Thus, the choice of propeller pitch requires a compromise between power and efficiency. The best choice would be something that strikes a balance between the two, although you may be partial to one or the other based on your needs.
Long vs. short propellers
One of the more obvious differences between propellers is the length of their blades. The more accurate term for this is the diameter of the propeller or the length of the propeller measured tip to tip.
A shorter propeller is lighter and requires less torque to rotate. However, it also generates less lift. The opposite applies to longer propellers. They may draw more power from the motor, but they also create a more powerful lift.
It’s worth noting that between a propeller’s pitch and diameter, its pitch has a more pronounced effect on flight speeds and efficiency.
Two blades vs. three (or more) blades
While most commercially available drones come with propellers with two blades, it’s perfectly possible to replace them with three or four-blade propellers. Again, this becomes a matter of efficiency versus power. Propellers with two blades are lighter and have less drag to overcome as they rotate, reducing the current they draw from the motor but also diminishing how much lift they can generate.
By increasing the number of blades, a propeller can generate more lift but also consumes more power as it becomes heavier and cuts through greater wind resistance. If these qualities are what you need, then you might even be interested in getting a propeller with four or five blades. However, six-blade propellers are already incredibly rare as the added weight of the blades starts to diminish any benefits of increased lift.
Which one should you choose?
As you can see, there are a lot of ways to customize drone propellers. You may not need to go all-in on features that maximize power or efficiency, as some options may provide a combination of both.
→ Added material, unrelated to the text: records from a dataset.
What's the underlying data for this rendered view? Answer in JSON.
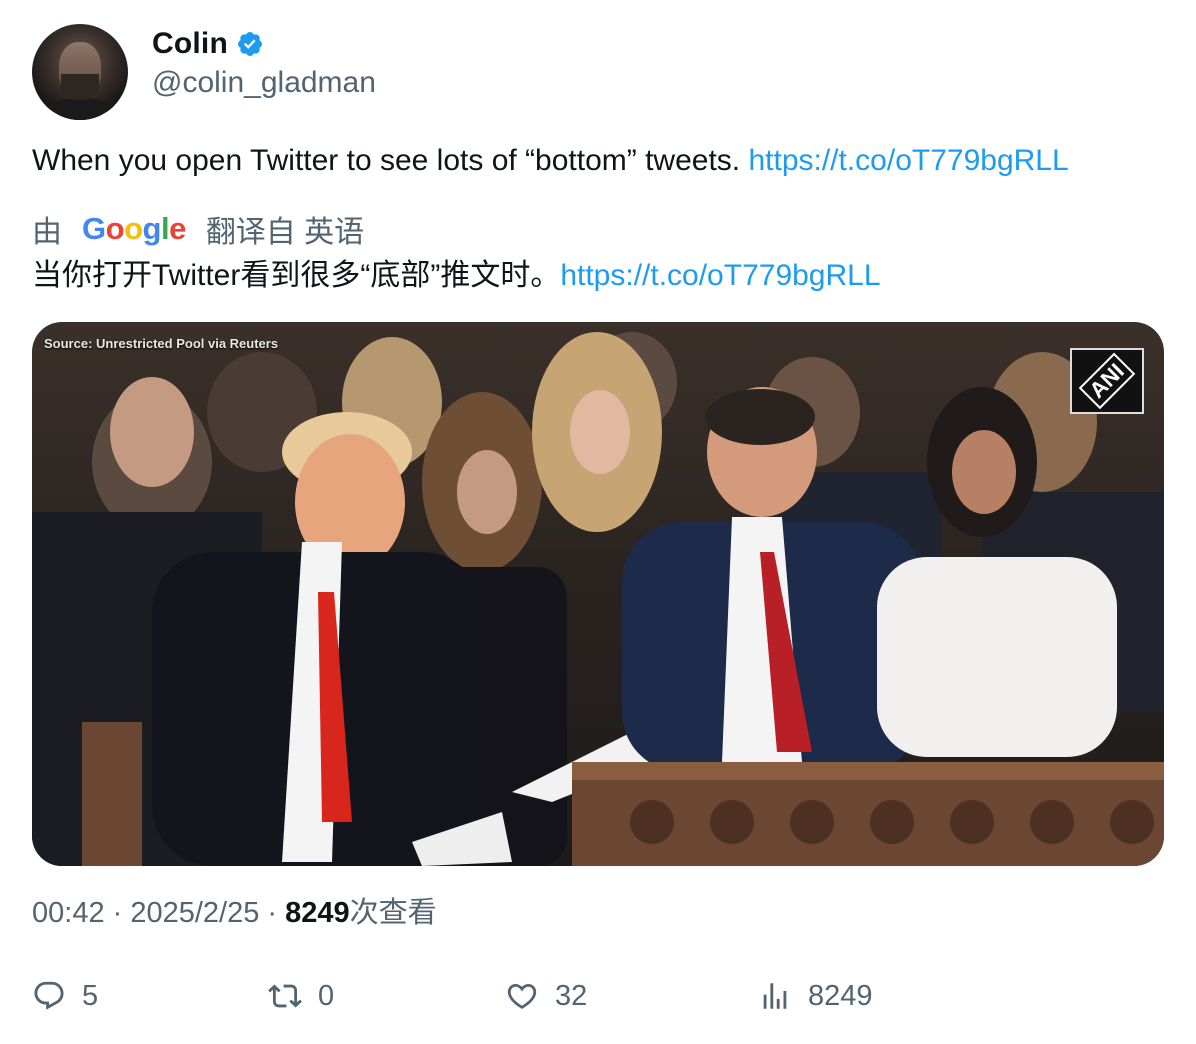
{
  "author": {
    "display_name": "Colin",
    "handle": "@colin_gladman",
    "verified": true
  },
  "tweet": {
    "text": "When you open Twitter to see lots of “bottom” tweets. ",
    "link": "https://t.co/oT779bgRLL"
  },
  "translation": {
    "prefix": "由",
    "provider": "Google",
    "suffix": "翻译自 英语",
    "text": "当你打开Twitter看到很多“底部”推文时。",
    "link": "https://t.co/oT779bgRLL"
  },
  "media": {
    "source_caption": "Source: Unrestricted Pool via Reuters",
    "watermark": "ANI"
  },
  "meta": {
    "time": "00:42",
    "separator": " · ",
    "date": "2025/2/25",
    "views": "8249",
    "views_label": "次查看"
  },
  "actions": {
    "replies": "5",
    "reposts": "0",
    "likes": "32",
    "views": "8249"
  },
  "colors": {
    "link": "#1d9bf0",
    "secondary_text": "#536471",
    "verified": "#1d9bf0"
  },
  "icons": [
    "verified-badge-icon",
    "reply-icon",
    "repost-icon",
    "like-icon",
    "views-icon"
  ]
}
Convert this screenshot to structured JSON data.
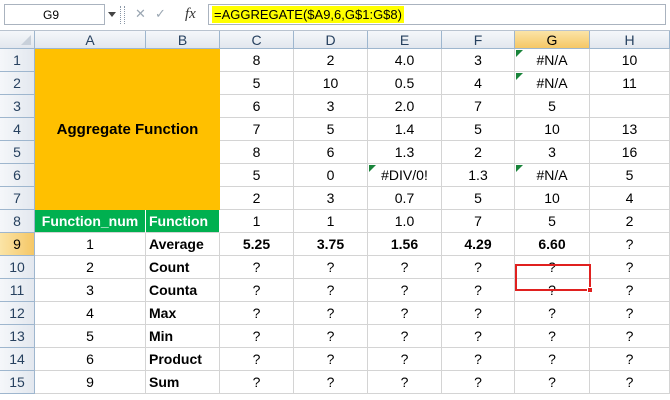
{
  "formula_bar": {
    "cell_ref": "G9",
    "formula": "=AGGREGATE($A9,6,G$1:G$8)",
    "fx_label": "fx",
    "cancel_glyph": "✕",
    "enter_glyph": "✓"
  },
  "columns": [
    "A",
    "B",
    "C",
    "D",
    "E",
    "F",
    "G",
    "H"
  ],
  "rows": [
    "1",
    "2",
    "3",
    "4",
    "5",
    "6",
    "7",
    "8",
    "9",
    "10",
    "11",
    "12",
    "13",
    "14",
    "15"
  ],
  "sheet": {
    "title": "Aggregate Function",
    "header_a": "Function_num",
    "header_b": "Function",
    "data": [
      [
        "8",
        "2",
        "4.0",
        "3",
        "#N/A",
        "10"
      ],
      [
        "5",
        "10",
        "0.5",
        "4",
        "#N/A",
        "11"
      ],
      [
        "6",
        "3",
        "2.0",
        "7",
        "5",
        ""
      ],
      [
        "7",
        "5",
        "1.4",
        "5",
        "10",
        "13"
      ],
      [
        "8",
        "6",
        "1.3",
        "2",
        "3",
        "16"
      ],
      [
        "5",
        "0",
        "#DIV/0!",
        "1.3",
        "#N/A",
        "5"
      ],
      [
        "2",
        "3",
        "0.7",
        "5",
        "10",
        "4"
      ],
      [
        "1",
        "1",
        "1.0",
        "7",
        "5",
        "2"
      ]
    ],
    "functions": [
      {
        "num": "1",
        "name": "Average",
        "values": [
          "5.25",
          "3.75",
          "1.56",
          "4.29",
          "6.60",
          "?"
        ]
      },
      {
        "num": "2",
        "name": "Count",
        "values": [
          "?",
          "?",
          "?",
          "?",
          "?",
          "?"
        ]
      },
      {
        "num": "3",
        "name": "Counta",
        "values": [
          "?",
          "?",
          "?",
          "?",
          "?",
          "?"
        ]
      },
      {
        "num": "4",
        "name": "Max",
        "values": [
          "?",
          "?",
          "?",
          "?",
          "?",
          "?"
        ]
      },
      {
        "num": "5",
        "name": "Min",
        "values": [
          "?",
          "?",
          "?",
          "?",
          "?",
          "?"
        ]
      },
      {
        "num": "6",
        "name": "Product",
        "values": [
          "?",
          "?",
          "?",
          "?",
          "?",
          "?"
        ]
      },
      {
        "num": "9",
        "name": "Sum",
        "values": [
          "?",
          "?",
          "?",
          "?",
          "?",
          "?"
        ]
      }
    ]
  },
  "colors": {
    "title_fill": "#ffc000",
    "header_fill": "#00b050",
    "selection_border": "#e0201f",
    "formula_highlight": "#ffff00",
    "error_marker": "#19843a"
  }
}
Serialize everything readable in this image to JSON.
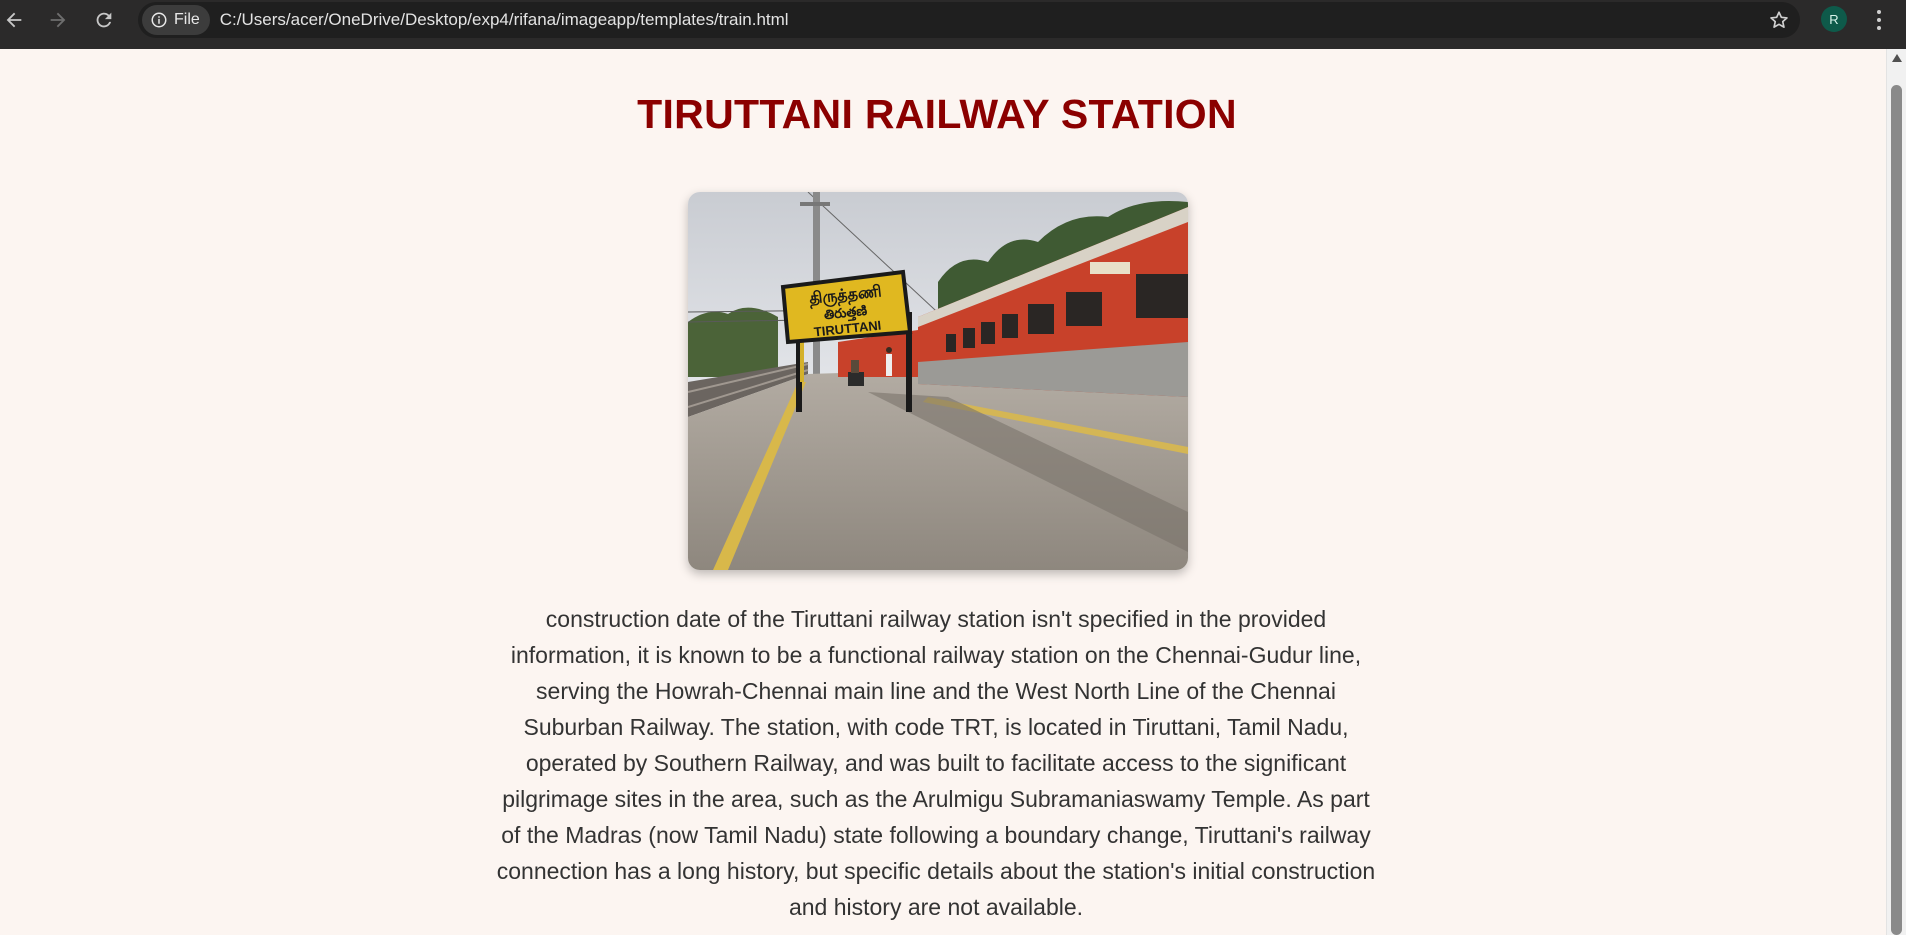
{
  "browser": {
    "site_chip_label": "File",
    "url": "C:/Users/acer/OneDrive/Desktop/exp4/rifana/imageapp/templates/train.html",
    "profile_initial": "R",
    "icons": [
      "back-icon",
      "forward-icon",
      "reload-icon",
      "info-icon",
      "star-icon",
      "more-menu-icon"
    ]
  },
  "page": {
    "title": "TIRUTTANI RAILWAY STATION",
    "image": {
      "sign_text_line1": "திருத்தணி",
      "sign_text_line2": "తిరుత్తణి",
      "sign_text_line3": "TIRUTTANI"
    },
    "description": "construction date of the Tiruttani railway station isn't specified in the provided information, it is known to be a functional railway station on the Chennai-Gudur line, serving the Howrah-Chennai main line and the West North Line of the Chennai Suburban Railway. The station, with code TRT, is located in Tiruttani, Tamil Nadu, operated by Southern Railway, and was built to facilitate access to the significant pilgrimage sites in the area, such as the Arulmigu Subramaniaswamy Temple. As part of the Madras (now Tamil Nadu) state following a boundary change, Tiruttani's railway connection has a long history, but specific details about the station's initial construction and history are not available."
  },
  "colors": {
    "title": "#8b0000",
    "background": "#fcf5f1",
    "chrome": "#2b2a2a"
  }
}
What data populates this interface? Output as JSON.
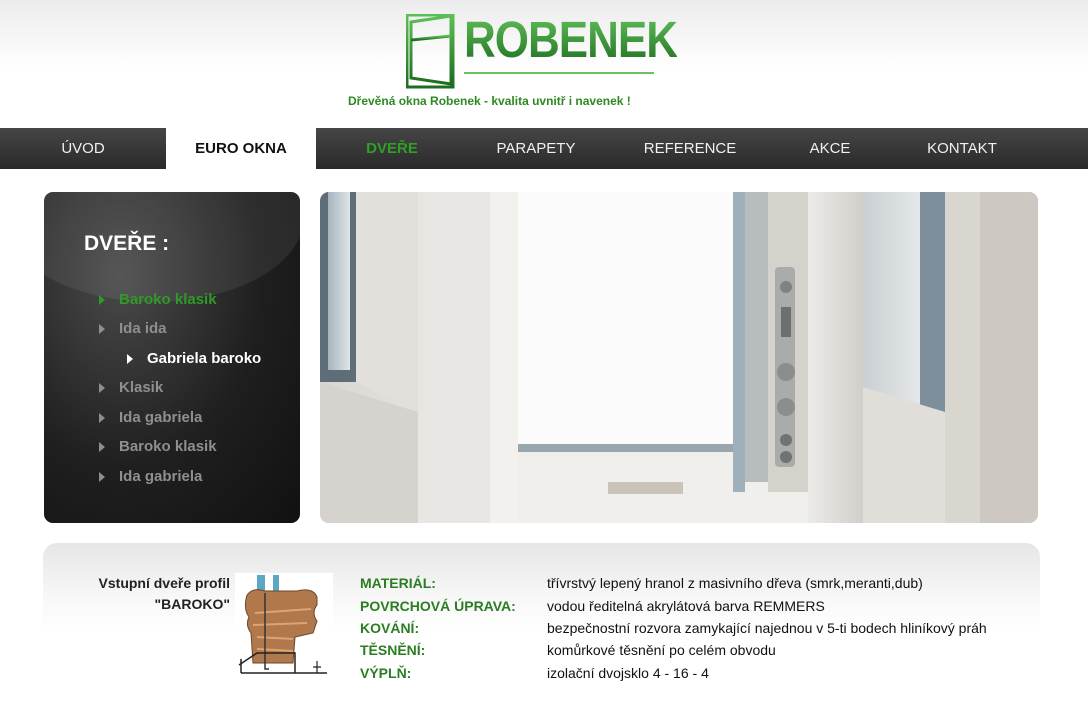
{
  "header": {
    "logo_text": "ROBENEK",
    "tagline": "Dřevěná okna Robenek - kvalita uvnitř i navenek !"
  },
  "nav": {
    "items": [
      {
        "label": "ÚVOD"
      },
      {
        "label": "EURO OKNA"
      },
      {
        "label": "DVEŘE"
      },
      {
        "label": "PARAPETY"
      },
      {
        "label": "REFERENCE"
      },
      {
        "label": "AKCE"
      },
      {
        "label": "KONTAKT"
      }
    ],
    "active": "EURO OKNA",
    "highlighted": "DVEŘE"
  },
  "sidebar": {
    "title": "DVEŘE :",
    "items": [
      {
        "label": "Baroko klasik"
      },
      {
        "label": "Ida ida"
      },
      {
        "label": "Gabriela baroko"
      },
      {
        "label": "Klasik"
      },
      {
        "label": "Ida gabriela"
      },
      {
        "label": "Baroko klasik"
      },
      {
        "label": "Ida gabriela"
      }
    ]
  },
  "profile": {
    "caption_line1": "Vstupní dveře profil",
    "caption_line2": "\"BAROKO\""
  },
  "specs": [
    {
      "label": "MATERIÁL:",
      "value": "třívrstvý lepený hranol z masivního dřeva (smrk,meranti,dub)"
    },
    {
      "label": "POVRCHOVÁ ÚPRAVA:",
      "value": "vodou ředitelná akrylátová barva REMMERS"
    },
    {
      "label": "KOVÁNÍ:",
      "value": "bezpečnostní rozvora zamykající najednou v 5-ti bodech hliníkový práh"
    },
    {
      "label": "TĚSNĚNÍ:",
      "value": "komůrkové těsnění po celém obvodu"
    },
    {
      "label": "VÝPLŇ:",
      "value": "izolační dvojsklo 4 - 16 - 4"
    }
  ],
  "colors": {
    "brand_green": "#2f9a28",
    "nav_dark": "#333333",
    "label_green": "#2b7d22"
  }
}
The most important consideration when choosing a propeller is in how you want to use your drone.
If you want more propeller efficiency and better flight stability…
Some drone jobs may benefit from longer flight time or better flight controls. If you’re shooting aerial photos of an event, the few extra minutes that your drone can remain airborne may be just what you need to capture those crucial moments. You might also find that it’s easier to frame your shots when your drone flies at a more stable clip.
If this sounds like your use case, then you’d be better off with a low-pitch and low-diameter propeller with two blades.
If you want a drone that’s fast and has a higher payload capacity…
There’s a reason why those fancy propellers with bullnose tips and four blades are used primarily for drone racing, and that’s because they generate so much lift and propulsion. In a field where speed is the name of the game, any small advantage provided by a drone’s propellers could be the difference between a win and a loss.
Applications that require lifting heavy payloads can also benefit from using propellers that maximize lift. These high-pitch and high-diameter propellers with more than two blades consume much more power are more liable to wobble while in flight.
If you’re just flying for fun…
If you’re flying purely recreationally, then we can’t really dictate how you want the experience to be. Do you want your drone to be zipping around or do you prefer a drone that simulates smooth sailing? In any case, you would want to stick with plastic propellers. They may be prone to bouts of unstable flight, but they are also remarkably cheap to replace. If you’ve got the budget, then you can still get carbon fiber propellers, by all means.
Like practically all other components of a drone, its propellers are also replaceable and customizable. While building a DIY drone may not interest most people, it’s worth knowing that the options are out there. In the case of propellers, there are various ways for you to enhance the efficiency or performance of the stock models that came with your drone.